The web and the tree : on the interplay between ecological processes and evolutionary histories.
Degree GrantorUniversity of Canterbury
Degree NameDoctor of Philosophy
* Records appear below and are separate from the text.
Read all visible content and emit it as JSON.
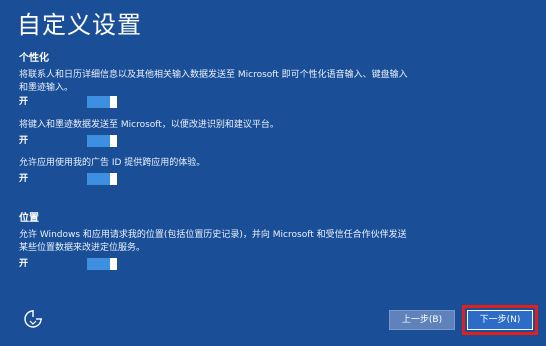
{
  "title": "自定义设置",
  "personalization": {
    "heading": "个性化",
    "items": [
      {
        "description": "将联系人和日历详细信息以及其他相关输入数据发送至 Microsoft 即可个性化语音输入、键盘输入和墨迹输入。",
        "state": "开",
        "on": true
      },
      {
        "description": "将键入和墨迹数据发送至 Microsoft，以便改进识别和建议平台。",
        "state": "开",
        "on": true
      },
      {
        "description": "允许应用使用我的广告 ID 提供跨应用的体验。",
        "state": "开",
        "on": true
      }
    ]
  },
  "location": {
    "heading": "位置",
    "items": [
      {
        "description": "允许 Windows 和应用请求我的位置(包括位置历史记录)，并向 Microsoft 和受信任合作伙伴发送某些位置数据来改进定位服务。",
        "state": "开",
        "on": true
      }
    ]
  },
  "footer": {
    "back_label": "上一步(B)",
    "next_label": "下一步(N)"
  },
  "colors": {
    "background": "#1a4f98",
    "toggle_on": "#3d8fe0",
    "highlight": "#e0201b"
  },
  "icons": {
    "accessibility": "ease-of-access-icon"
  }
}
In this thesis, we introduce and explore a mathematical framework in which to study the evolution of and within ecological networks. Hence, we focus on a peculiar interpretation of the “biodiversity” concept, namely one that includes the complex pattern of interactions among species, along with the species abundancy and evolutionary distinctiveness. Our objects of inquiry are species communities as complex wholes. Classically, communities have been approached from two distinct points of view: on one hand, we can consider the graph describing the energy flows among species in an ecosystem (i.e., an ecosystem’s food web); on the other hand, we can consider the species’ phylogeny, the tree graph describing the evolutionary relatedness of those species. The structure of an ecosystem (its biological diversity and the topology of its interactions) is the product of fast ecological processes within food webs and of the long-term evolutionary processes that give shape to the tree of life. In particular, early ecological literature recognized that the evolutionary history of a species (or its taxonomical classification, in the pre-Darwin era) helps to determine the species’ role as part of an ecological network of interacting species. Conversely, the “ghost of past competition” and arms races are famous examples of the fact that a species’ interactions with its resources and consumers helps to determine the evolutionary trajectory of that species. As the empirical research presents strong evidence that the ecology-evolution (eco-evo) feedback loop is, indeed, significant, the ecological and evolutionary points of view are laboriously being connected more and more strongly. A theoretical framework has been developed for some important scenario (e.g., the co-evolution of hosts and parasites, butterfly and flowers, or plants and pollinators). The case of complex food webs, where is not possible to distinguish two neatly separated trophic layers, has resisted such a treatment. We argue that this can be partially addressed by moving from a rigidly binary view of food webs to the representation of species interactions in a continuous metric space, where species evolution can be gradual. In Chapter 3 we show how this metric space representation of a food web can be estimated efficiently and gather insights about the evolutionary signature of food webs. Species’ ecological interdependency, arising from their role as part of complex food webs, is something that the classic model of trait evolution has avoided. One reason is that it is hard to give a model determining the presence (and strength) of species interactions throughout their history. In Chapter 3 Appendix we show how the metric space representation of food webs may constitute a suitable environment in which to define such a model. Assessing species’ contribution to biodiversity is an important task that scientifically informs conservation efforts. In Chapter 4 we define a family of measures 6 assessing the relative ecological importance of a species in a food web. These measures are defined directly on the food web’s metric space representation we propose in the first chapter. We explore the relationship between evolutionary and ecological uniqueness. In Chapter 5 we tackle the “mode” of food web evolution more directly exploiting, once again, the functional trait representation of food webs. In particular, we formulate two contrasting hypotheses on the evolution of frugivore birds’ functional ecological niches and test it on a dataset of frugivore birds in the Andes. Finally, in Chapter 6 we make a little detour from food webs and consider a different kind of ecological network: geographically grounded population networks composed of patches and corridors among patches. Population networks play a crucial role in evolution (e.g., determining the dynamics of genes’ flows). The insight we gained throughout the previous work (especially in the second chapter) supports the notion that the relevance of a species in a network is not always perfectly captured by the species’ local properties (such as its number of connections). In this spirit, we assess the importance of a patch in a geographic network by the global effect that removing that patch has on the whole network. All the code and data used in this thesis will be available on a public Github repository (see gvdr.github.io).